*Requirement:*
Retype the entries in full.

*Dataset:*
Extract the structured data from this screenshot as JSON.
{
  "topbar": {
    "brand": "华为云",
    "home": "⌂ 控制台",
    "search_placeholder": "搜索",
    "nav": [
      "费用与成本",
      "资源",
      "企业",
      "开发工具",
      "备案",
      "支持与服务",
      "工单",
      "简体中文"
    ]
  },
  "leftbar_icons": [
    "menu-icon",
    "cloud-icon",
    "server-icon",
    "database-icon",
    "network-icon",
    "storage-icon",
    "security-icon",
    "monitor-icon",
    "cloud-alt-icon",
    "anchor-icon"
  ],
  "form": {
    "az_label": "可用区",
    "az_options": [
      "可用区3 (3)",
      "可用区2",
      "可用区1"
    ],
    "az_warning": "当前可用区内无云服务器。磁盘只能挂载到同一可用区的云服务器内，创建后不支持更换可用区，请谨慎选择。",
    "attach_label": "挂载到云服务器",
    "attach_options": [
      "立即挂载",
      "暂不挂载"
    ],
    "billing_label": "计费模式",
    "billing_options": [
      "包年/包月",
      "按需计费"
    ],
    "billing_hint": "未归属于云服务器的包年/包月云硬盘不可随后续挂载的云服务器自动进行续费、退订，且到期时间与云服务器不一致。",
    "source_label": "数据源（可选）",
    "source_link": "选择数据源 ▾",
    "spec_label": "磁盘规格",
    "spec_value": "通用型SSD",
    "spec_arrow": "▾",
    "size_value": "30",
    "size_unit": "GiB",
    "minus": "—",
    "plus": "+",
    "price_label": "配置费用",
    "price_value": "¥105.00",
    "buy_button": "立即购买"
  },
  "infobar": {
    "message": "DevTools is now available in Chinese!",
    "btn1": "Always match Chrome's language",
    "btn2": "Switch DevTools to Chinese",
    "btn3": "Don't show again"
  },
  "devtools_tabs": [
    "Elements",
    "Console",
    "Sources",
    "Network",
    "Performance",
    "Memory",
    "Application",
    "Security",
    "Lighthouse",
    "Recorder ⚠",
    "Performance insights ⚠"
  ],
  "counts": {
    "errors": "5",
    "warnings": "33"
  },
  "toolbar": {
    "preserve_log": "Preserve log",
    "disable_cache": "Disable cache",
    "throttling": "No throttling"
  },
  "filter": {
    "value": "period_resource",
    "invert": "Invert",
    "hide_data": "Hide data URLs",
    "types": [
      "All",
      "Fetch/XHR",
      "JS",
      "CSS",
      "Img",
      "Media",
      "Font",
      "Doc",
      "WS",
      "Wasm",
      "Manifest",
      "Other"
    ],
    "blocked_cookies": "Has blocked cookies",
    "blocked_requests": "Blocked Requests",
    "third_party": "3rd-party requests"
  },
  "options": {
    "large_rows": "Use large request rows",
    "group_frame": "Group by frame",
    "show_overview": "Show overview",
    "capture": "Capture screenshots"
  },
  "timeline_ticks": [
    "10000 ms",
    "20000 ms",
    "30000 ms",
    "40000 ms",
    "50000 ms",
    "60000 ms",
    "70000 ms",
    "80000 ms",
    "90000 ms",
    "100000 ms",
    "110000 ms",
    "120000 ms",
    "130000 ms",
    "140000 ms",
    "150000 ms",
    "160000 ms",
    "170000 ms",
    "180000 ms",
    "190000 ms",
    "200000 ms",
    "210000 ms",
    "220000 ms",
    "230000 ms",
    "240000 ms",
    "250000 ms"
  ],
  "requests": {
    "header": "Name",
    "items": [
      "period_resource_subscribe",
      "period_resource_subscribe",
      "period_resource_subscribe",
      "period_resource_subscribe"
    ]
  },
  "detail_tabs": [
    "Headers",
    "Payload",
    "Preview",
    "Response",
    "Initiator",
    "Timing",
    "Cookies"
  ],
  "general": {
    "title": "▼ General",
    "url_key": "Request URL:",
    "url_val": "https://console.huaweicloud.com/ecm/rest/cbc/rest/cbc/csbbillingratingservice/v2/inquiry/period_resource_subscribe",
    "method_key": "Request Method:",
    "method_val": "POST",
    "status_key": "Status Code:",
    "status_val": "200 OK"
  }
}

*Worked solution:*
Extract the structured data from this screenshot as JSON.
{
  "topbar": {
    "brand": "华为云",
    "home": "⌂ 控制台",
    "search_placeholder": "搜索",
    "nav": [
      "费用与成本",
      "资源",
      "企业",
      "开发工具",
      "备案",
      "支持与服务",
      "工单",
      "简体中文"
    ]
  },
  "leftbar_icons": [
    "menu-icon",
    "cloud-icon",
    "server-icon",
    "database-icon",
    "network-icon",
    "storage-icon",
    "security-icon",
    "monitor-icon",
    "cloud-alt-icon",
    "anchor-icon"
  ],
  "form": {
    "az_label": "可用区",
    "az_options": [
      "可用区3 (3)",
      "可用区2",
      "可用区1"
    ],
    "az_warning": "当前可用区内无云服务器。磁盘只能挂载到同一可用区的云服务器内，创建后不支持更换可用区，请谨慎选择。",
    "attach_label": "挂载到云服务器",
    "attach_options": [
      "立即挂载",
      "暂不挂载"
    ],
    "billing_label": "计费模式",
    "billing_options": [
      "包年/包月",
      "按需计费"
    ],
    "billing_hint": "未归属于云服务器的包年/包月云硬盘不可随后续挂载的云服务器自动进行续费、退订，且到期时间与云服务器不一致。",
    "source_label": "数据源（可选）",
    "source_link": "选择数据源 ▾",
    "spec_label": "磁盘规格",
    "spec_value": "通用型SSD",
    "spec_arrow": "▾",
    "size_value": "30",
    "size_unit": "GiB",
    "minus": "—",
    "plus": "+",
    "price_label": "配置费用",
    "price_value": "¥105.00",
    "buy_button": "立即购买"
  },
  "infobar": {
    "message": "DevTools is now available in Chinese!",
    "btn1": "Always match Chrome's language",
    "btn2": "Switch DevTools to Chinese",
    "btn3": "Don't show again"
  },
  "devtools_tabs": [
    "Elements",
    "Console",
    "Sources",
    "Network",
    "Performance",
    "Memory",
    "Application",
    "Security",
    "Lighthouse",
    "Recorder ⚠",
    "Performance insights ⚠"
  ],
  "counts": {
    "errors": "5",
    "warnings": "33"
  },
  "toolbar": {
    "preserve_log": "Preserve log",
    "disable_cache": "Disable cache",
    "throttling": "No throttling"
  },
  "filter": {
    "value": "period_resource",
    "invert": "Invert",
    "hide_data": "Hide data URLs",
    "types": [
      "All",
      "Fetch/XHR",
      "JS",
      "CSS",
      "Img",
      "Media",
      "Font",
      "Doc",
      "WS",
      "Wasm",
      "Manifest",
      "Other"
    ],
    "blocked_cookies": "Has blocked cookies",
    "blocked_requests": "Blocked Requests",
    "third_party": "3rd-party requests"
  },
  "options": {
    "large_rows": "Use large request rows",
    "group_frame": "Group by frame",
    "show_overview": "Show overview",
    "capture": "Capture screenshots"
  },
  "timeline_ticks": [
    "10000 ms",
    "20000 ms",
    "30000 ms",
    "40000 ms",
    "50000 ms",
    "60000 ms",
    "70000 ms",
    "80000 ms",
    "90000 ms",
    "100000 ms",
    "110000 ms",
    "120000 ms",
    "130000 ms",
    "140000 ms",
    "150000 ms",
    "160000 ms",
    "170000 ms",
    "180000 ms",
    "190000 ms",
    "200000 ms",
    "210000 ms",
    "220000 ms",
    "230000 ms",
    "240000 ms",
    "250000 ms"
  ],
  "requests": {
    "header": "Name",
    "items": [
      "period_resource_subscribe",
      "period_resource_subscribe",
      "period_resource_subscribe",
      "period_resource_subscribe"
    ]
  },
  "detail_tabs": [
    "Headers",
    "Payload",
    "Preview",
    "Response",
    "Initiator",
    "Timing",
    "Cookies"
  ],
  "general": {
    "title": "▼ General",
    "url_key": "Request URL:",
    "url_val": "https://console.huaweicloud.com/ecm/rest/cbc/rest/cbc/csbbillingratingservice/v2/inquiry/period_resource_subscribe",
    "method_key": "Request Method:",
    "method_val": "POST",
    "status_key": "Status Code:",
    "status_val": "200 OK"
  }
}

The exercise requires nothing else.